I grew up in a tiny town in Illinois and went to a tiny school, but I was lucky to have two incredible teachers who really expanded my world and love of science. I remember learning about evolution and genetics and just thinking it was the most interesting thing I had ever heard in my life—I knew in that moment I was going to enter a field in science. Halfway through my senior year, I decided I would study Physics at University.
I attended graduate school at the University of Michigan for Materials Science and Engineering. During a vacation in Ireland, I met a man from Brisbane, fell in love and we decided to move here together. We have been here ever since. I wasn’t sure what I wanted to do with my education, so I successfully applied for a job as a Physics lab technician at BGGS. After working for two years in that role, and drawing so much joy from it, I decided to return to study, so that I could pursue a career as a teacher. After completing my teaching diploma at the Queensland University of Technology, I returned to Girls Grammar as a Physics Teacher.
My current role is as Head of Curriculum Development for Science, which involves overseeing how all our Science units—especially the transition from junior to senior subjects—fit together to ensure there is clear progression.

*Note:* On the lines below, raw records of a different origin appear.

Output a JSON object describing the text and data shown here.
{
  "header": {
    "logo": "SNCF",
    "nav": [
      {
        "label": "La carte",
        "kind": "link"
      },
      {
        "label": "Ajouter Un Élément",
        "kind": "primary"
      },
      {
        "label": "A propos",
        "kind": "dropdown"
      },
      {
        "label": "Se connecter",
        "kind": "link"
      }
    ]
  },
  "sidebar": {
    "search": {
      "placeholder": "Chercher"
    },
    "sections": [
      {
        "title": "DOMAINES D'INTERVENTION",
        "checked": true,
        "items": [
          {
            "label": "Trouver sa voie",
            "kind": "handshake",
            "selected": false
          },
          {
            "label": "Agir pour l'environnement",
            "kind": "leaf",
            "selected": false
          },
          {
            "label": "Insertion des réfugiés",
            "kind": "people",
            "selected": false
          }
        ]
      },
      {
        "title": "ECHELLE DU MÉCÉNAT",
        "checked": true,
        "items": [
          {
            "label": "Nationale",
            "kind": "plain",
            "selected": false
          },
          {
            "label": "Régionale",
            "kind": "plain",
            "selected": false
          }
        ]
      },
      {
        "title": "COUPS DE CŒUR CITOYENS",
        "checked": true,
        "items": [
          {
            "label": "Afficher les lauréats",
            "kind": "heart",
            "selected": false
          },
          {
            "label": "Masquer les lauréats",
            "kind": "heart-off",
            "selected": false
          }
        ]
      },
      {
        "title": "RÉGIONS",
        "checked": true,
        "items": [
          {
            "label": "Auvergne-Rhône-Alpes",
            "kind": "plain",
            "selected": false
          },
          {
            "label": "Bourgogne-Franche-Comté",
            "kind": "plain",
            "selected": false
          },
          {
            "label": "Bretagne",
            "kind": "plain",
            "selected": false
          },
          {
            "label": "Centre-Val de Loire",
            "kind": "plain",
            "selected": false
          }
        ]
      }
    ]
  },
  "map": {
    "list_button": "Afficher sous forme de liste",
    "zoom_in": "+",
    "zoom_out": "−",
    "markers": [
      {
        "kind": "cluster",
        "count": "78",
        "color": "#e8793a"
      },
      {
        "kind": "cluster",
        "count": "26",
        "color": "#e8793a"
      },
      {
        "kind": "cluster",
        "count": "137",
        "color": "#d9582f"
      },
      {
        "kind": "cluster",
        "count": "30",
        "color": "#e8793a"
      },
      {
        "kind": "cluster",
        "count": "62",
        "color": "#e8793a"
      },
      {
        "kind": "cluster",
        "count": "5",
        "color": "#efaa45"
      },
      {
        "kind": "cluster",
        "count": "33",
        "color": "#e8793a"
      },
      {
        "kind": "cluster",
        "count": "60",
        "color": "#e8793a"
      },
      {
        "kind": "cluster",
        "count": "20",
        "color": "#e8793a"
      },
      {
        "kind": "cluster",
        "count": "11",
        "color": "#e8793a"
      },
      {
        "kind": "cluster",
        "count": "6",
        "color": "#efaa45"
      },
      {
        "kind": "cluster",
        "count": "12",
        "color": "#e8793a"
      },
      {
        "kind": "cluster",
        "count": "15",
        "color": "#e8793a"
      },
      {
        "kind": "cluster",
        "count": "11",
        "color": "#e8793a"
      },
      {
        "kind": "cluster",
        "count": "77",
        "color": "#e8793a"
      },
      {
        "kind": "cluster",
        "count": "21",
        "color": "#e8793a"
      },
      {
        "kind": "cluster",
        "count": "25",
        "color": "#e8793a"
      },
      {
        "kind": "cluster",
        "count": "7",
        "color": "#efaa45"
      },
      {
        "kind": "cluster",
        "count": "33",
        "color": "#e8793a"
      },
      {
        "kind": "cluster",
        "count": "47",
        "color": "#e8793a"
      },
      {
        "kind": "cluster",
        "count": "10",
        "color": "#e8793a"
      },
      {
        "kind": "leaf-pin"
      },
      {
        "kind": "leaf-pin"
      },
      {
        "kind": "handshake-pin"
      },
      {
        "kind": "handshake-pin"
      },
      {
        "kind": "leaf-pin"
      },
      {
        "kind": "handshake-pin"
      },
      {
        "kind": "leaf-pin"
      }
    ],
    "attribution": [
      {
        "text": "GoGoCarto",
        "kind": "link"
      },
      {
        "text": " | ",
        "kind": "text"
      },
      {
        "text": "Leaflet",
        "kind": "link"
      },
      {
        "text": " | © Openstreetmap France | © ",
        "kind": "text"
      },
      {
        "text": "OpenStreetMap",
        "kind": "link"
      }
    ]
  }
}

Science at our School is incredibly strong; we have more than 90 per cent of senior students choosing at least one Science subject, which is fabulous.
I also oversee the Dorothy Hill Observatory and the use of telescopes in our classroom environment. It is hard to collect data to determine if we are the first school in Australia to introduce this, but certainly, most schools relegate telescope use to co-curricular activities only, whereas at BGGS, we really embed it into the curriculum.
We also have the Student-Teacher Astronomy Research Symposium (STARS) Club for senior girls, where the students have the unique opportunity of having their astronomy research findings published. The girls participate in a Double Stars project, within which they photograph two stars together, measure how far apart they are, and then compare their data to that of other researchers to determine whether they are orbiting around each other. If the stars are orbiting around each other, then we know that not only are they close together in the sky, but they are also close together in space, and could also be gravitationally bound, so our students’ work is of interest in the wider astronomy community.
The goal is to publish in the Journal of Double Star Observations, and we are really excited because this year we have three Year 12 girls that are very, very close to submitting our first student research paper that uses data from the Dorothy Hill Observatory.
The best part of my job is working with the girls. They teach me so much every day and you can always learn something new from them. Teaching is a very enriching profession, and it is truly a joy to teach girls about the topics I am so passionate about—I hope my enthusiasm translates to enthusiasm in my students.
I am very excited to head back to the US this month for the Robotic Telescopes, Student Research and Education Conference (RTRSE) in Santa Barbara, California where I am presenting. I will have the chance to tell like-minded people about the wonderful work we are doing at our School, and why we are so unique.